Instructions for the task:
Every entry below must be retyped exactly, and the pictures must be left out.

(Excerpted data Opens)

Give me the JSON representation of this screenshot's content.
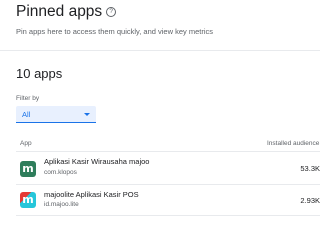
{
  "header": {
    "title": "Pinned apps",
    "help_icon": "help-circle-icon",
    "description": "Pin apps here to access them quickly, and view key metrics"
  },
  "apps_count": "10 apps",
  "filter": {
    "label": "Filter by",
    "value": "All",
    "accent": "#1a73e8"
  },
  "table": {
    "columns": {
      "app": "App",
      "installs": "Installed audience"
    },
    "rows": [
      {
        "name": "Aplikasi Kasir Wirausaha majoo",
        "package": "com.klopos",
        "installs": "53.3K",
        "icon": "majoo-app-icon"
      },
      {
        "name": "majoolite Aplikasi Kasir POS",
        "package": "id.majoo.lite",
        "installs": "2.93K",
        "icon": "majoolite-app-icon"
      }
    ]
  }
}
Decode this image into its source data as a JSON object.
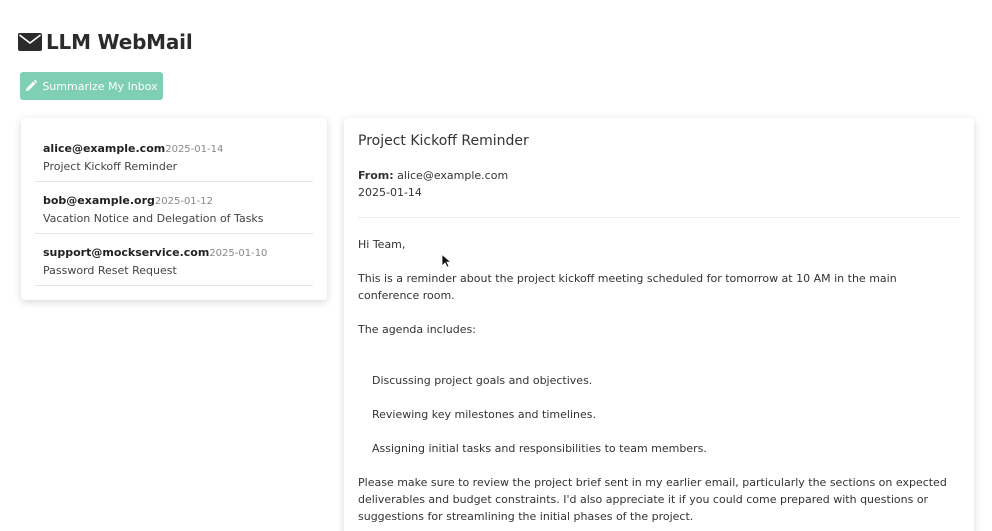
{
  "app": {
    "title": "LLM WebMail"
  },
  "toolbar": {
    "summarize_label": "Summarize My Inbox"
  },
  "colors": {
    "summarize_button": "#7fcfb4",
    "title": "#2b2b2b",
    "date_text": "#888888"
  },
  "icons": {
    "header": "envelope-icon",
    "summarize": "pencil-icon"
  },
  "inbox": {
    "items": [
      {
        "sender": "alice@example.com",
        "date": "2025-01-14",
        "subject": "Project Kickoff Reminder"
      },
      {
        "sender": "bob@example.org",
        "date": "2025-01-12",
        "subject": "Vacation Notice and Delegation of Tasks"
      },
      {
        "sender": "support@mockservice.com",
        "date": "2025-01-10",
        "subject": "Password Reset Request"
      }
    ]
  },
  "email": {
    "subject": "Project Kickoff Reminder",
    "from_label": "From:",
    "from": "alice@example.com",
    "date": "2025-01-14",
    "greeting": "Hi Team,",
    "paragraph1": "This is a reminder about the project kickoff meeting scheduled for tomorrow at 10 AM in the main conference room.",
    "paragraph2": "The agenda includes:",
    "agenda": [
      "Discussing project goals and objectives.",
      "Reviewing key milestones and timelines.",
      "Assigning initial tasks and responsibilities to team members."
    ],
    "paragraph3": "Please make sure to review the project brief sent in my earlier email, particularly the sections on expected deliverables and budget constraints. I'd also appreciate it if you could come prepared with questions or suggestions for streamlining the initial phases of the project."
  }
}
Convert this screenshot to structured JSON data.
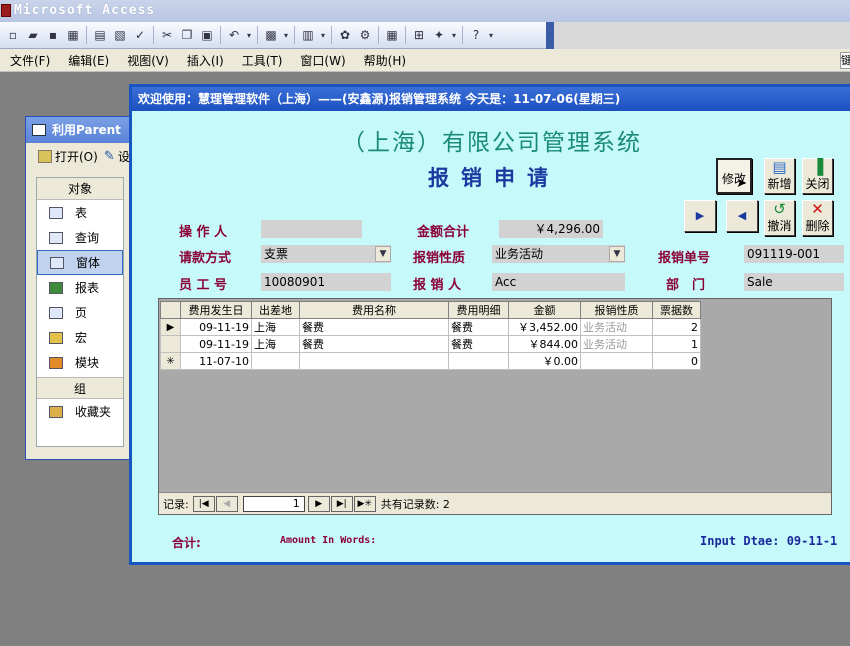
{
  "app": {
    "title": "Microsoft Access",
    "ime_char": "键"
  },
  "menu": [
    "文件(F)",
    "编辑(E)",
    "视图(V)",
    "插入(I)",
    "工具(T)",
    "窗口(W)",
    "帮助(H)"
  ],
  "dbwin": {
    "title": "利用Parent",
    "open": "打开(O)",
    "design_fragment": "设",
    "objects_header": "对象",
    "objects": [
      "表",
      "查询",
      "窗体",
      "报表",
      "页",
      "宏",
      "模块"
    ],
    "group_header": "组",
    "groups": [
      "收藏夹"
    ]
  },
  "form": {
    "title": "欢迎使用：慧理管理软件（上海）——(安鑫源)报销管理系统 今天是：11-07-06(星期三)",
    "company": "（上海）有限公司管理系统",
    "heading": "报销申请",
    "buttons": {
      "edit": "修改",
      "new": "新增",
      "close": "关闭",
      "undo": "撤消",
      "delete": "删除"
    },
    "labels": {
      "operator": "操 作 人",
      "total": "金额合计",
      "payment": "请款方式",
      "nature": "报销性质",
      "doc_no": "报销单号",
      "emp_no": "员 工 号",
      "applicant": "报 销 人",
      "dept": "部　门"
    },
    "values": {
      "operator": "",
      "total": "￥4,296.00",
      "payment": "支票",
      "nature": "业务活动",
      "doc_no": "091119-001",
      "emp_no": "10080901",
      "applicant": "Acc",
      "dept": "Sale"
    },
    "grid": {
      "headers": [
        "费用发生日",
        "出差地",
        "费用名称",
        "费用明细",
        "金额",
        "报销性质",
        "票据数"
      ],
      "rows": [
        {
          "sel": "▶",
          "date": "09-11-19",
          "place": "上海",
          "name": "餐费",
          "detail": "餐费",
          "amount": "￥3,452.00",
          "nature": "业务活动",
          "count": "2"
        },
        {
          "sel": "",
          "date": "09-11-19",
          "place": "上海",
          "name": "餐费",
          "detail": "餐费",
          "amount": "￥844.00",
          "nature": "业务活动",
          "count": "1"
        },
        {
          "sel": "✳",
          "date": "11-07-10",
          "place": "",
          "name": "",
          "detail": "",
          "amount": "￥0.00",
          "nature": "",
          "count": "0"
        }
      ]
    },
    "nav": {
      "label": "记录:",
      "current": "1",
      "total_text": "共有记录数: 2"
    },
    "footer": {
      "sum_label": "合计:",
      "words_label": "Amount In Words:",
      "input_date": "Input Dtae: 09-11-1"
    },
    "colors": {
      "title_bar": "#1c50c0",
      "background": "#c6fafa",
      "label": "#8b0036",
      "company": "#1a8a7a",
      "heading": "#1a3aa0"
    }
  }
}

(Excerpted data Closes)

Expected output:
Give me the JSON representation of this screenshot's content.
{
  "header": {
    "title": "Pinned apps",
    "help_icon": "help-circle-icon",
    "description": "Pin apps here to access them quickly, and view key metrics"
  },
  "apps_count": "10 apps",
  "filter": {
    "label": "Filter by",
    "value": "All",
    "accent": "#1a73e8"
  },
  "table": {
    "columns": {
      "app": "App",
      "installs": "Installed audience"
    },
    "rows": [
      {
        "name": "Aplikasi Kasir Wirausaha majoo",
        "package": "com.klopos",
        "installs": "53.3K",
        "icon": "majoo-app-icon"
      },
      {
        "name": "majoolite Aplikasi Kasir POS",
        "package": "id.majoo.lite",
        "installs": "2.93K",
        "icon": "majoolite-app-icon"
      }
    ]
  }
}
Decode this image into its source data as a JSON object.
{
  "app": {
    "title": "LLM WebMail"
  },
  "toolbar": {
    "summarize_label": "Summarize My Inbox"
  },
  "colors": {
    "summarize_button": "#7fcfb4",
    "title": "#2b2b2b",
    "date_text": "#888888"
  },
  "icons": {
    "header": "envelope-icon",
    "summarize": "pencil-icon"
  },
  "inbox": {
    "items": [
      {
        "sender": "alice@example.com",
        "date": "2025-01-14",
        "subject": "Project Kickoff Reminder"
      },
      {
        "sender": "bob@example.org",
        "date": "2025-01-12",
        "subject": "Vacation Notice and Delegation of Tasks"
      },
      {
        "sender": "support@mockservice.com",
        "date": "2025-01-10",
        "subject": "Password Reset Request"
      }
    ]
  },
  "email": {
    "subject": "Project Kickoff Reminder",
    "from_label": "From:",
    "from": "alice@example.com",
    "date": "2025-01-14",
    "greeting": "Hi Team,",
    "paragraph1": "This is a reminder about the project kickoff meeting scheduled for tomorrow at 10 AM in the main conference room.",
    "paragraph2": "The agenda includes:",
    "agenda": [
      "Discussing project goals and objectives.",
      "Reviewing key milestones and timelines.",
      "Assigning initial tasks and responsibilities to team members."
    ],
    "paragraph3": "Please make sure to review the project brief sent in my earlier email, particularly the sections on expected deliverables and budget constraints. I'd also appreciate it if you could come prepared with questions or suggestions for streamlining the initial phases of the project."
  }
}
Convert this screenshot to structured JSON data.
{
  "app": {
    "title": "Microsoft Access",
    "ime_char": "键"
  },
  "menu": [
    "文件(F)",
    "编辑(E)",
    "视图(V)",
    "插入(I)",
    "工具(T)",
    "窗口(W)",
    "帮助(H)"
  ],
  "dbwin": {
    "title": "利用Parent",
    "open": "打开(O)",
    "design_fragment": "设",
    "objects_header": "对象",
    "objects": [
      "表",
      "查询",
      "窗体",
      "报表",
      "页",
      "宏",
      "模块"
    ],
    "group_header": "组",
    "groups": [
      "收藏夹"
    ]
  },
  "form": {
    "title": "欢迎使用：慧理管理软件（上海）——(安鑫源)报销管理系统 今天是：11-07-06(星期三)",
    "company": "（上海）有限公司管理系统",
    "heading": "报销申请",
    "buttons": {
      "edit": "修改",
      "new": "新增",
      "close": "关闭",
      "undo": "撤消",
      "delete": "删除"
    },
    "labels": {
      "operator": "操 作 人",
      "total": "金额合计",
      "payment": "请款方式",
      "nature": "报销性质",
      "doc_no": "报销单号",
      "emp_no": "员 工 号",
      "applicant": "报 销 人",
      "dept": "部　门"
    },
    "values": {
      "operator": "",
      "total": "￥4,296.00",
      "payment": "支票",
      "nature": "业务活动",
      "doc_no": "091119-001",
      "emp_no": "10080901",
      "applicant": "Acc",
      "dept": "Sale"
    },
    "grid": {
      "headers": [
        "费用发生日",
        "出差地",
        "费用名称",
        "费用明细",
        "金额",
        "报销性质",
        "票据数"
      ],
      "rows": [
        {
          "sel": "▶",
          "date": "09-11-19",
          "place": "上海",
          "name": "餐费",
          "detail": "餐费",
          "amount": "￥3,452.00",
          "nature": "业务活动",
          "count": "2"
        },
        {
          "sel": "",
          "date": "09-11-19",
          "place": "上海",
          "name": "餐费",
          "detail": "餐费",
          "amount": "￥844.00",
          "nature": "业务活动",
          "count": "1"
        },
        {
          "sel": "✳",
          "date": "11-07-10",
          "place": "",
          "name": "",
          "detail": "",
          "amount": "￥0.00",
          "nature": "",
          "count": "0"
        }
      ]
    },
    "nav": {
      "label": "记录:",
      "current": "1",
      "total_text": "共有记录数: 2"
    },
    "footer": {
      "sum_label": "合计:",
      "words_label": "Amount In Words:",
      "input_date": "Input Dtae: 09-11-1"
    },
    "colors": {
      "title_bar": "#1c50c0",
      "background": "#c6fafa",
      "label": "#8b0036",
      "company": "#1a8a7a",
      "heading": "#1a3aa0"
    }
  }
}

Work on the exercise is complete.